-- Opening Marker --

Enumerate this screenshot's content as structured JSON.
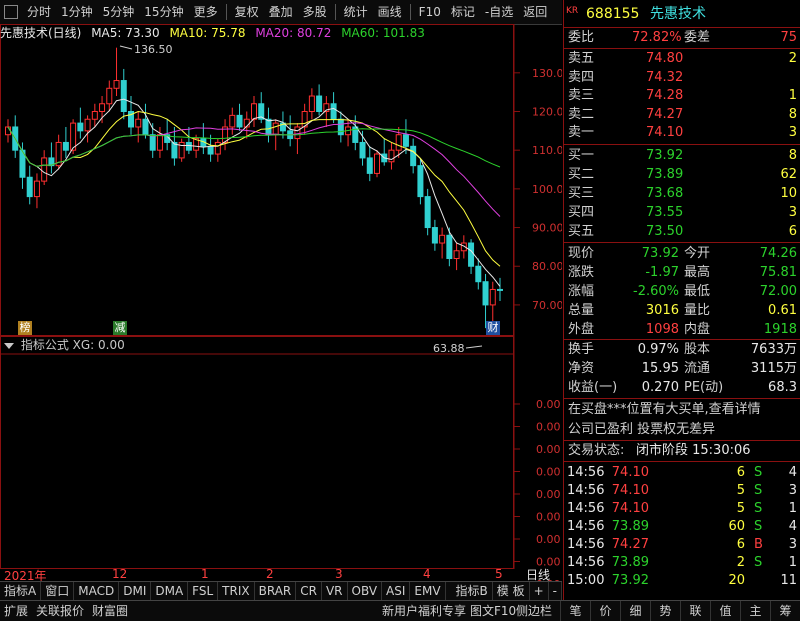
{
  "toolbar": {
    "items": [
      "分时",
      "1分钟",
      "5分钟",
      "15分钟",
      "更多",
      "复权",
      "叠加",
      "多股",
      "统计",
      "画线",
      "F10",
      "标记",
      "-自选",
      "返回"
    ]
  },
  "chart_header": {
    "name": "先惠技术(日线)",
    "ma5": "MA5: 73.30",
    "ma10": "MA10: 75.78",
    "ma20": "MA20: 80.72",
    "ma60": "MA60: 101.83"
  },
  "price_axis": [
    "130.0",
    "120.0",
    "110.0",
    "100.0",
    "90.00",
    "80.00",
    "70.00"
  ],
  "annotations": {
    "high": "136.50",
    "low": "63.88",
    "mark_left": "榜",
    "mark_mid": "减",
    "mark_right": "财"
  },
  "indicator_pane": {
    "title": "指标公式 XG: 0.00",
    "axis": [
      "0.00",
      "0.00",
      "0.00",
      "0.00",
      "0.00",
      "0.00",
      "0.00",
      "0.00",
      "0.00"
    ]
  },
  "date_axis": {
    "labels": [
      "2021年",
      "12",
      "1",
      "2",
      "3",
      "4",
      "5"
    ],
    "period": "日线"
  },
  "bottom_tabs": [
    "指标A",
    "窗口",
    "MACD",
    "DMI",
    "DMA",
    "FSL",
    "TRIX",
    "BRAR",
    "CR",
    "VR",
    "OBV",
    "ASI",
    "EMV",
    "指标B",
    "模 板",
    "+",
    "-"
  ],
  "bottom_status": {
    "left": [
      "扩展",
      "关联报价",
      "财富圈"
    ],
    "center": "新用户福利专享",
    "f10": "图文F10",
    "sidebar": "侧边栏",
    "tabs": [
      "笔",
      "价",
      "细",
      "势",
      "联",
      "值",
      "主",
      "筹"
    ]
  },
  "stock": {
    "badge": "KR",
    "code": "688155",
    "name": "先惠技术"
  },
  "order_ratio": {
    "label1": "委比",
    "value1": "72.82%",
    "label2": "委差",
    "value2": "75"
  },
  "asks": [
    {
      "label": "卖五",
      "price": "74.80",
      "vol": "2"
    },
    {
      "label": "卖四",
      "price": "74.32",
      "vol": ""
    },
    {
      "label": "卖三",
      "price": "74.28",
      "vol": "1"
    },
    {
      "label": "卖二",
      "price": "74.27",
      "vol": "8"
    },
    {
      "label": "卖一",
      "price": "74.10",
      "vol": "3"
    }
  ],
  "bids": [
    {
      "label": "买一",
      "price": "73.92",
      "vol": "8"
    },
    {
      "label": "买二",
      "price": "73.89",
      "vol": "62"
    },
    {
      "label": "买三",
      "price": "73.68",
      "vol": "10"
    },
    {
      "label": "买四",
      "price": "73.55",
      "vol": "3"
    },
    {
      "label": "买五",
      "price": "73.50",
      "vol": "6"
    }
  ],
  "quote": [
    {
      "l1": "现价",
      "v1": "73.92",
      "c1": "green",
      "l2": "今开",
      "v2": "74.26",
      "c2": "green"
    },
    {
      "l1": "涨跌",
      "v1": "-1.97",
      "c1": "green",
      "l2": "最高",
      "v2": "75.81",
      "c2": "green"
    },
    {
      "l1": "涨幅",
      "v1": "-2.60%",
      "c1": "green",
      "l2": "最低",
      "v2": "72.00",
      "c2": "green"
    },
    {
      "l1": "总量",
      "v1": "3016",
      "c1": "yellow",
      "l2": "量比",
      "v2": "0.61",
      "c2": "yellow"
    },
    {
      "l1": "外盘",
      "v1": "1098",
      "c1": "red",
      "l2": "内盘",
      "v2": "1918",
      "c2": "green"
    }
  ],
  "finance": [
    {
      "l1": "换手",
      "v1": "0.97%",
      "l2": "股本",
      "v2": "7633万"
    },
    {
      "l1": "净资",
      "v1": "15.95",
      "l2": "流通",
      "v2": "3115万"
    },
    {
      "l1": "收益(一)",
      "v1": "0.270",
      "l2": "PE(动)",
      "v2": "68.3"
    }
  ],
  "news": [
    "在买盘***位置有大买单,查看详情",
    "公司已盈利 投票权无差异"
  ],
  "trade_status": {
    "label": "交易状态:",
    "value": "闭市阶段 15:30:06"
  },
  "ticks": [
    {
      "time": "14:56",
      "price": "74.10",
      "pc": "red",
      "vol": "6",
      "bs": "S",
      "n": "4"
    },
    {
      "time": "14:56",
      "price": "74.10",
      "pc": "red",
      "vol": "5",
      "bs": "S",
      "n": "3"
    },
    {
      "time": "14:56",
      "price": "74.10",
      "pc": "red",
      "vol": "5",
      "bs": "S",
      "n": "1"
    },
    {
      "time": "14:56",
      "price": "73.89",
      "pc": "green",
      "vol": "60",
      "bs": "S",
      "n": "4"
    },
    {
      "time": "14:56",
      "price": "74.27",
      "pc": "red",
      "vol": "6",
      "bs": "B",
      "n": "3"
    },
    {
      "time": "14:56",
      "price": "73.89",
      "pc": "green",
      "vol": "2",
      "bs": "S",
      "n": "1"
    },
    {
      "time": "15:00",
      "price": "73.92",
      "pc": "green",
      "vol": "20",
      "bs": "",
      "n": "11"
    }
  ],
  "chart_data": {
    "type": "candlestick",
    "ylim": [
      63,
      139
    ],
    "candles": [
      [
        114,
        118,
        112,
        116
      ],
      [
        116,
        119,
        108,
        110
      ],
      [
        110,
        112,
        100,
        103
      ],
      [
        103,
        106,
        96,
        98
      ],
      [
        98,
        104,
        95,
        102
      ],
      [
        102,
        110,
        101,
        108
      ],
      [
        108,
        112,
        104,
        106
      ],
      [
        106,
        114,
        105,
        112
      ],
      [
        112,
        116,
        108,
        110
      ],
      [
        110,
        118,
        109,
        117
      ],
      [
        117,
        121,
        113,
        115
      ],
      [
        115,
        119,
        112,
        118
      ],
      [
        118,
        122,
        116,
        120
      ],
      [
        120,
        124,
        117,
        122
      ],
      [
        122,
        128,
        120,
        126
      ],
      [
        126,
        136.5,
        124,
        128
      ],
      [
        128,
        131,
        118,
        120
      ],
      [
        120,
        124,
        114,
        116
      ],
      [
        116,
        120,
        112,
        118
      ],
      [
        118,
        122,
        113,
        114
      ],
      [
        114,
        117,
        108,
        110
      ],
      [
        110,
        116,
        108,
        114
      ],
      [
        114,
        118,
        110,
        112
      ],
      [
        112,
        116,
        106,
        108
      ],
      [
        108,
        113,
        107,
        112
      ],
      [
        112,
        116,
        109,
        110
      ],
      [
        110,
        114,
        108,
        113
      ],
      [
        113,
        117,
        109,
        111
      ],
      [
        111,
        114,
        107,
        109
      ],
      [
        109,
        113,
        107,
        112
      ],
      [
        112,
        118,
        110,
        116
      ],
      [
        116,
        121,
        114,
        119
      ],
      [
        119,
        122,
        115,
        116
      ],
      [
        116,
        120,
        113,
        118
      ],
      [
        118,
        124,
        116,
        122
      ],
      [
        122,
        125,
        117,
        118
      ],
      [
        118,
        121,
        112,
        114
      ],
      [
        114,
        118,
        110,
        117
      ],
      [
        117,
        120,
        113,
        115
      ],
      [
        115,
        119,
        111,
        113
      ],
      [
        113,
        117,
        109,
        116
      ],
      [
        116,
        122,
        114,
        120
      ],
      [
        120,
        126,
        118,
        124
      ],
      [
        124,
        127,
        119,
        120
      ],
      [
        120,
        124,
        116,
        122
      ],
      [
        122,
        125,
        117,
        118
      ],
      [
        118,
        120,
        112,
        114
      ],
      [
        114,
        118,
        111,
        116
      ],
      [
        116,
        119,
        110,
        112
      ],
      [
        112,
        115,
        106,
        108
      ],
      [
        108,
        111,
        102,
        104
      ],
      [
        104,
        110,
        103,
        109
      ],
      [
        109,
        113,
        106,
        107
      ],
      [
        107,
        112,
        105,
        110
      ],
      [
        110,
        116,
        108,
        114
      ],
      [
        114,
        118,
        109,
        111
      ],
      [
        111,
        113,
        104,
        106
      ],
      [
        106,
        108,
        96,
        98
      ],
      [
        98,
        100,
        88,
        90
      ],
      [
        90,
        92,
        84,
        86
      ],
      [
        86,
        90,
        82,
        88
      ],
      [
        88,
        90,
        80,
        82
      ],
      [
        82,
        86,
        79,
        84
      ],
      [
        84,
        88,
        82,
        86
      ],
      [
        86,
        87,
        78,
        80
      ],
      [
        80,
        82,
        74,
        76
      ],
      [
        76,
        78,
        64,
        70
      ],
      [
        70,
        76,
        63.88,
        74
      ],
      [
        74,
        77,
        71,
        73.9
      ]
    ]
  }
}
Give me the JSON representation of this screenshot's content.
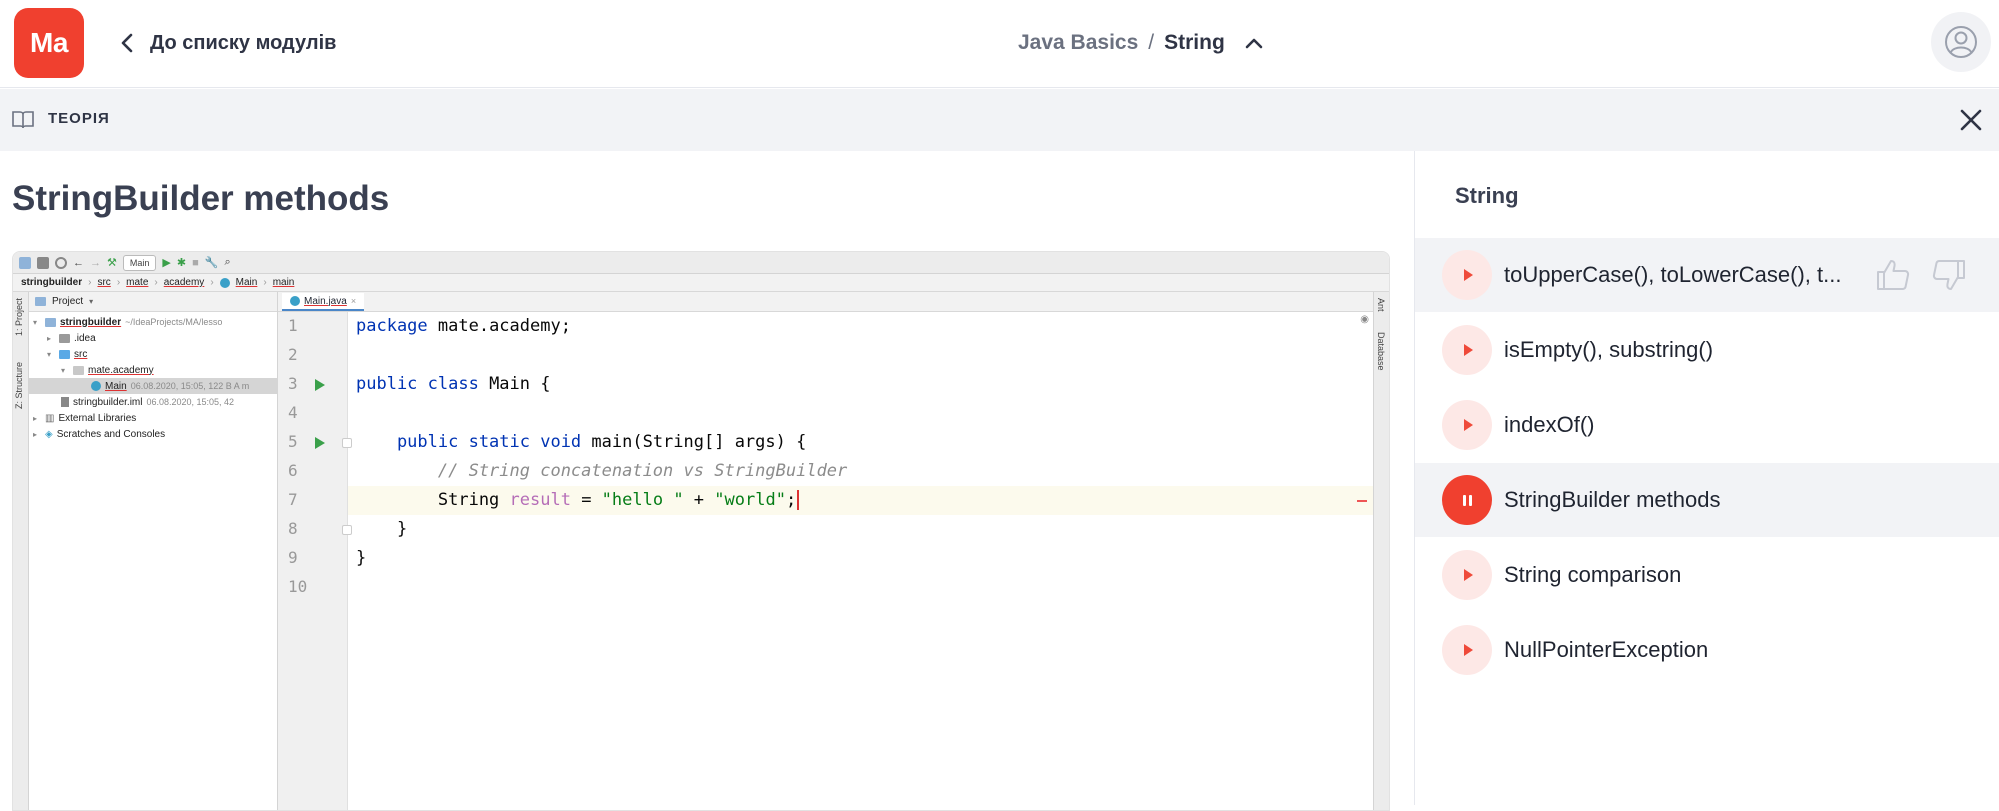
{
  "header": {
    "logo": "Ma",
    "back_label": "До списку модулів",
    "breadcrumb_course": "Java Basics",
    "breadcrumb_sep": "/",
    "breadcrumb_topic": "String"
  },
  "theory_bar": {
    "label": "ТЕОРІЯ"
  },
  "main": {
    "title": "StringBuilder methods"
  },
  "ide": {
    "run_config": "Main",
    "nav": [
      "stringbuilder",
      "src",
      "mate",
      "academy",
      "Main",
      "main"
    ],
    "project_header": "Project",
    "tree": [
      {
        "name": "stringbuilder",
        "meta": "~/IdeaProjects/MA/lesso"
      },
      {
        "name": ".idea",
        "meta": ""
      },
      {
        "name": "src",
        "meta": ""
      },
      {
        "name": "mate.academy",
        "meta": ""
      },
      {
        "name": "Main",
        "meta": "06.08.2020, 15:05, 122 B A m"
      },
      {
        "name": "stringbuilder.iml",
        "meta": "06.08.2020, 15:05, 42"
      },
      {
        "name": "External Libraries",
        "meta": ""
      },
      {
        "name": "Scratches and Consoles",
        "meta": ""
      }
    ],
    "side_tabs_left": [
      "1: Project",
      "Z: Structure"
    ],
    "side_tabs_right": [
      "Ant",
      "Database"
    ],
    "tab": "Main.java",
    "line_numbers": [
      "1",
      "2",
      "3",
      "4",
      "5",
      "6",
      "7",
      "8",
      "9",
      "10"
    ],
    "code": {
      "l1_kw": "package",
      "l1_rest": " mate.academy;",
      "l3_kw": "public class",
      "l3_rest": " Main {",
      "l5_kw": "    public static void",
      "l5_rest": " main(String[] args) {",
      "l6": "        // String concatenation vs StringBuilder",
      "l7_type": "        String ",
      "l7_var": "result",
      "l7_eq": " = ",
      "l7_s1": "\"hello \"",
      "l7_plus": " + ",
      "l7_s2": "\"world\"",
      "l7_end": ";",
      "l8": "    }",
      "l9": "}"
    }
  },
  "sidebar": {
    "title": "String",
    "lessons": [
      {
        "label": "toUpperCase(), toLowerCase(), t..."
      },
      {
        "label": "isEmpty(), substring()"
      },
      {
        "label": "indexOf()"
      },
      {
        "label": "StringBuilder methods"
      },
      {
        "label": "String comparison"
      },
      {
        "label": "NullPointerException"
      }
    ]
  },
  "colors": {
    "brand": "#f0402f",
    "play_bg": "#fde8e6",
    "active_row": "#f2f3f6"
  }
}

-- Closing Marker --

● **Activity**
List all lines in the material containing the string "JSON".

● **Reply to the task**
Enumerate this screenshot's content as structured JSON.
Give me the JSON representation of this screenshot's content.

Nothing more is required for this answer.